Artificial intelligence is attracting increasing volumes of corporate investment. As technologies develop and begin to have a wider impact, the potential value that can derive from it is bound to increase.
PricewaterhouseCoopers estimates that AI’s will account for a share of the global economy of up to 15.7 trillion US dollars by 2035. At the same time, according to estimates by McKinsey & Company Consultants, AI techniques should be able to generate a worth of between 3.5 and 5.8 trillion US dollars per year in nine operational functions throughout 19 sectors. In the financial services sector alone, the application of machine learning could result in a cost reduction of 1 trillion US dollars by the year 2030.
To assess the capabilities investment potential, analysts have stressed focusing on three areas: creation of value, realisation of value and defensibility.
Creation of value. What is the customer’s specific problem? How much value does your solution generate and how many similar customers are needed to create a total available market, in other words, the total market demand for the product or service?
Realisation of value. What does the company think about the return on investment? How easily can the technology be adopted internally by employees and externally by customers? Does the company have adequate problem-solving data? Does the solution require additional infrastructure tools (for example, adding sensors to collect data)? Is an operating flow change necessary?
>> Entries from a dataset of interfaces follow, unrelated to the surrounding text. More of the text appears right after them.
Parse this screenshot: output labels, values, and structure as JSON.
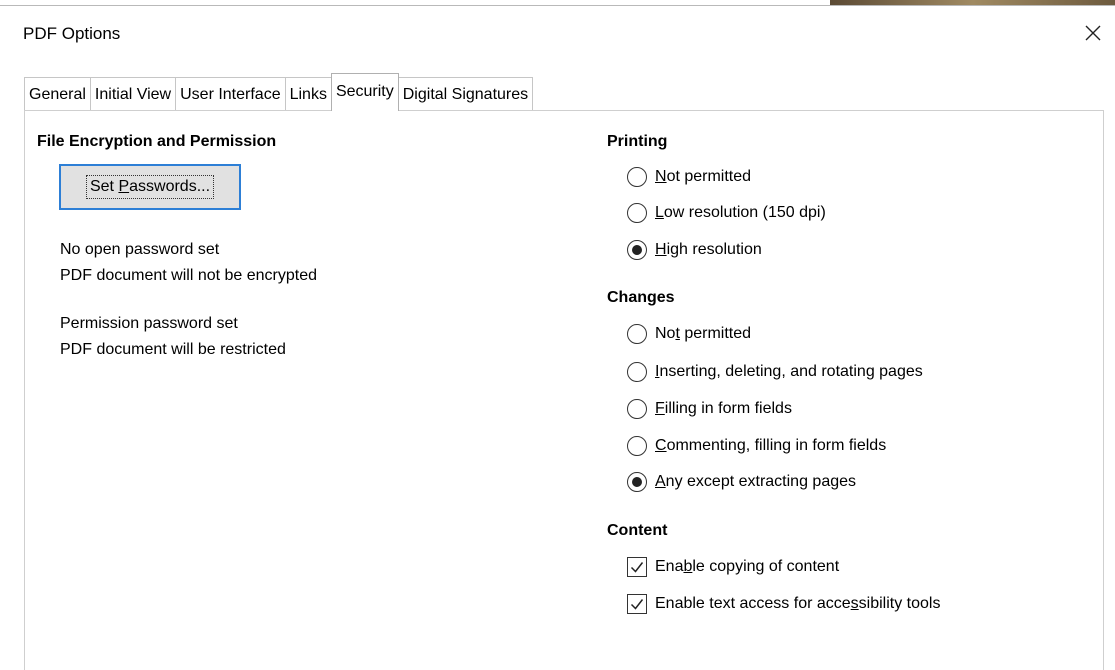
{
  "window": {
    "title": "PDF Options",
    "close_icon": "close-icon"
  },
  "tabs": [
    {
      "label": "General",
      "active": false
    },
    {
      "label": "Initial View",
      "active": false
    },
    {
      "label": "User Interface",
      "active": false
    },
    {
      "label": "Links",
      "active": false
    },
    {
      "label": "Security",
      "active": true
    },
    {
      "label": "Digital Signatures",
      "active": false
    }
  ],
  "encryption": {
    "title": "File Encryption and Permission",
    "set_passwords_button": {
      "pre": "Set ",
      "key": "P",
      "post": "asswords..."
    },
    "open_password_status": "No open password set",
    "encryption_status": "PDF document will not be encrypted",
    "permission_password_status": "Permission password set",
    "restriction_status": "PDF document will be restricted"
  },
  "printing": {
    "title": "Printing",
    "options": [
      {
        "pre": "",
        "key": "N",
        "post": "ot permitted",
        "selected": false
      },
      {
        "pre": "",
        "key": "L",
        "post": "ow resolution (150 dpi)",
        "selected": false
      },
      {
        "pre": "",
        "key": "H",
        "post": "igh resolution",
        "selected": true
      }
    ]
  },
  "changes": {
    "title": "Changes",
    "options": [
      {
        "pre": "No",
        "key": "t",
        "post": " permitted",
        "selected": false
      },
      {
        "pre": "",
        "key": "I",
        "post": "nserting, deleting, and rotating pages",
        "selected": false
      },
      {
        "pre": "",
        "key": "F",
        "post": "illing in form fields",
        "selected": false
      },
      {
        "pre": "",
        "key": "C",
        "post": "ommenting, filling in form fields",
        "selected": false
      },
      {
        "pre": "",
        "key": "A",
        "post": "ny except extracting pages",
        "selected": true
      }
    ]
  },
  "content": {
    "title": "Content",
    "options": [
      {
        "pre": "Ena",
        "key": "b",
        "post": "le copying of content",
        "checked": true
      },
      {
        "pre": "Enable text access for acce",
        "key": "s",
        "post": "sibility tools",
        "checked": true
      }
    ]
  },
  "colors": {
    "focus_border": "#2d7fd6",
    "button_bg": "#e1e1e1"
  }
}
Defensibility. Can someone else come into play and affect a niche? Are the data proprietary? Are the data public? Can someone else come into play and create the same algorithms? What is the degree of fungibility of said data? Are there network effects? Does the new data (for example relating to a new customer) improve the algorithm?